#### [Information provided]

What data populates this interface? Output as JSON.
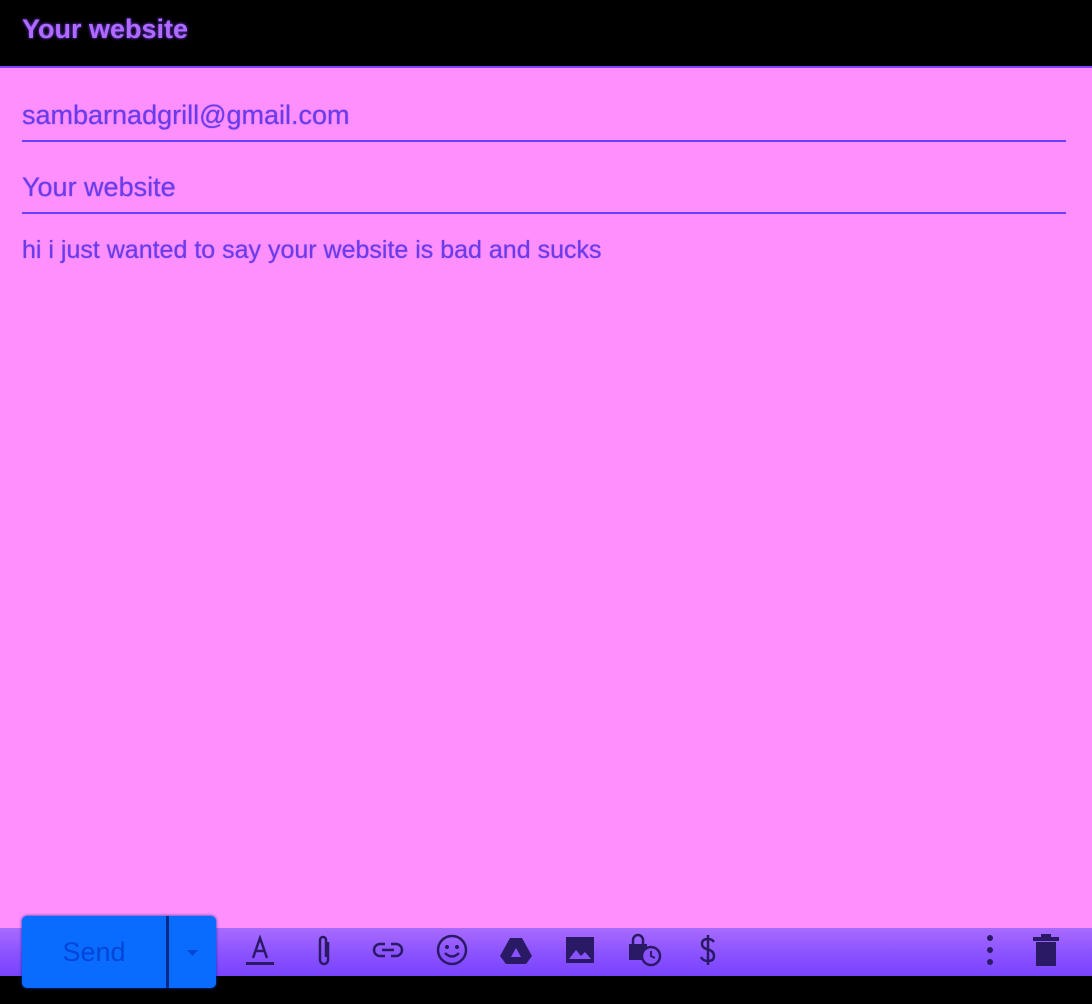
{
  "header": {
    "title": "Your website"
  },
  "compose": {
    "to": "sambarnadgrill@gmail.com",
    "subject": "Your website",
    "body": "hi i just wanted to say your website is bad and sucks"
  },
  "toolbar": {
    "send_label": "Send",
    "icons": [
      "send-options-icon",
      "formatting-icon",
      "attach-file-icon",
      "insert-link-icon",
      "insert-emoji-icon",
      "insert-drive-icon",
      "insert-photo-icon",
      "confidential-mode-icon",
      "insert-money-icon",
      "more-options-icon",
      "discard-draft-icon"
    ]
  },
  "colors": {
    "background": "#ff8ffc",
    "text": "#6a3ce8",
    "header_bg": "#000000",
    "header_text": "#b06aff",
    "accent": "#7b44ff",
    "send_button": "#0a6bff"
  }
}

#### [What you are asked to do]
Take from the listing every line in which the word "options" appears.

#### [Result below]
      "send-options-icon",
      "more-options-icon",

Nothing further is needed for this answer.